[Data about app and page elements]
★ ★ ★ ★
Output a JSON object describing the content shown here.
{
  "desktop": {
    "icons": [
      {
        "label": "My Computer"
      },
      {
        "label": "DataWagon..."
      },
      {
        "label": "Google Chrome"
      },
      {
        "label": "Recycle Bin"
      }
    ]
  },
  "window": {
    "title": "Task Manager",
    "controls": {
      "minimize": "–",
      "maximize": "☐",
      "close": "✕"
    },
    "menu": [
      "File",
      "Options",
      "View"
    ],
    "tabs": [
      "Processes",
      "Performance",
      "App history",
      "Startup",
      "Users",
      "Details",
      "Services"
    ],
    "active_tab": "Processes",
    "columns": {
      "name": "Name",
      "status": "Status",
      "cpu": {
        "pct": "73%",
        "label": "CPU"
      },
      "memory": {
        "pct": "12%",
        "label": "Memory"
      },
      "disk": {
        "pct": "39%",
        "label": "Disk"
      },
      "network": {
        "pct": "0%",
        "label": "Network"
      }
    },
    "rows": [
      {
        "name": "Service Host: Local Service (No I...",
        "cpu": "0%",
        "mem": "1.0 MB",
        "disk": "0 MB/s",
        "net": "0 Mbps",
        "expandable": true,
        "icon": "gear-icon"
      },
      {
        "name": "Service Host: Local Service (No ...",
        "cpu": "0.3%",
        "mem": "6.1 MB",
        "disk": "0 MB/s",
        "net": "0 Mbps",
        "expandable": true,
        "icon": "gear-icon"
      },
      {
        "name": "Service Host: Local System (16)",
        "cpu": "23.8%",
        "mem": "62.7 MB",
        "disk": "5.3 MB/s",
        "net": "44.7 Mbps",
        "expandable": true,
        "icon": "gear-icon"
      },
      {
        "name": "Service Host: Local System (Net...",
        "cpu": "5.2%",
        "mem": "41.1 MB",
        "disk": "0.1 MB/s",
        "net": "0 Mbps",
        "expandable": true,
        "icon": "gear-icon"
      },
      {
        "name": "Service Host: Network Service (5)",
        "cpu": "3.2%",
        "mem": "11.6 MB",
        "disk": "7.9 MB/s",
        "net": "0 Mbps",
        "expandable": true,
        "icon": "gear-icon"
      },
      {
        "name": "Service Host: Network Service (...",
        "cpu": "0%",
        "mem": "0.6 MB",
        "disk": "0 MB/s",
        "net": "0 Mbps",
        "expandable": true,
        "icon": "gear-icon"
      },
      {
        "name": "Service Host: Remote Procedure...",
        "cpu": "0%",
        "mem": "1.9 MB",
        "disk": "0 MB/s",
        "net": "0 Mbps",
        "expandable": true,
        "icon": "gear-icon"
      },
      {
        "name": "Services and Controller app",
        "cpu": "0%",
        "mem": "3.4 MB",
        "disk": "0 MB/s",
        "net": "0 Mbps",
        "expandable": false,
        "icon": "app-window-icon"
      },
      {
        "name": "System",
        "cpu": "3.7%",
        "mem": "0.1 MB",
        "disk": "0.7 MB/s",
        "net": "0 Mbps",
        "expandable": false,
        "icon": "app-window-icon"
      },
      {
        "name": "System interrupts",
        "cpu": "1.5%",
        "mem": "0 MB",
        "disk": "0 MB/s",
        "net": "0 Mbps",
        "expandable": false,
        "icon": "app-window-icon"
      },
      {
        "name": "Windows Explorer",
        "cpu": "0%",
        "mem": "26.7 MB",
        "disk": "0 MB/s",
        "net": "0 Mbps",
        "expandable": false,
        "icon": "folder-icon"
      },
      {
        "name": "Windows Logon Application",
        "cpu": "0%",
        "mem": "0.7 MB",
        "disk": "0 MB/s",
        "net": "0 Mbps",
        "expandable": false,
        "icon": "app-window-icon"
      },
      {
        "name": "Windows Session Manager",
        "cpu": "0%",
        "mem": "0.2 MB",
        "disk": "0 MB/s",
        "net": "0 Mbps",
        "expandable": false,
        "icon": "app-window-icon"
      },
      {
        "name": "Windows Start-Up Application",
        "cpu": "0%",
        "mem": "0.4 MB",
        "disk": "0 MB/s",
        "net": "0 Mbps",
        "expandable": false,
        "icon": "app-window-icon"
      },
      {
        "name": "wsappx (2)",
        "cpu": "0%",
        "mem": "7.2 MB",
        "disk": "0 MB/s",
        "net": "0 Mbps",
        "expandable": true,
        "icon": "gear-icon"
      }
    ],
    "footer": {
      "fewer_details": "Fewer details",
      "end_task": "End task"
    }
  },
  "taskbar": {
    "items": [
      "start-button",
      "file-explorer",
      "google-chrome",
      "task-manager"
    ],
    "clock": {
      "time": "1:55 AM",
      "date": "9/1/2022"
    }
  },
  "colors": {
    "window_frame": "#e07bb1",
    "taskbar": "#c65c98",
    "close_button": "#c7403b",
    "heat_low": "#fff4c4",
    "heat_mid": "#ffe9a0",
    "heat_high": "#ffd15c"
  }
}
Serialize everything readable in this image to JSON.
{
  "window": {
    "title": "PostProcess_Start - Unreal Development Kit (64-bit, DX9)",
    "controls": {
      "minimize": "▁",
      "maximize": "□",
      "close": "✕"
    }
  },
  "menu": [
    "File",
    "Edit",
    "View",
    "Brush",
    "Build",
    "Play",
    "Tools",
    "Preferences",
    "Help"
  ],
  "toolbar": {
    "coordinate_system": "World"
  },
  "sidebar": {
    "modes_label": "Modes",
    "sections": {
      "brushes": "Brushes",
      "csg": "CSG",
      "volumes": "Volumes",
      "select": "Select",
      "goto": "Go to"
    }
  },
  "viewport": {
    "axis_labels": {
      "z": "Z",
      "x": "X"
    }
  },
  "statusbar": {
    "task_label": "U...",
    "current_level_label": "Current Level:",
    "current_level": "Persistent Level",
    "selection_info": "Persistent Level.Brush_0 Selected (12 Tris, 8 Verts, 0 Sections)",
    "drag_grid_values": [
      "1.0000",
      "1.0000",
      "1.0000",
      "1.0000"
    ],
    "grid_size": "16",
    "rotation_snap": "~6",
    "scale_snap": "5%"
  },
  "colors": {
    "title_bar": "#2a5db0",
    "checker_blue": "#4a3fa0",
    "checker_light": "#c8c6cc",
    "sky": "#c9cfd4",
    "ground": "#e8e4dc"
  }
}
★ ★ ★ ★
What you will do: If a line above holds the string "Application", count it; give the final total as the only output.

Answer space: 2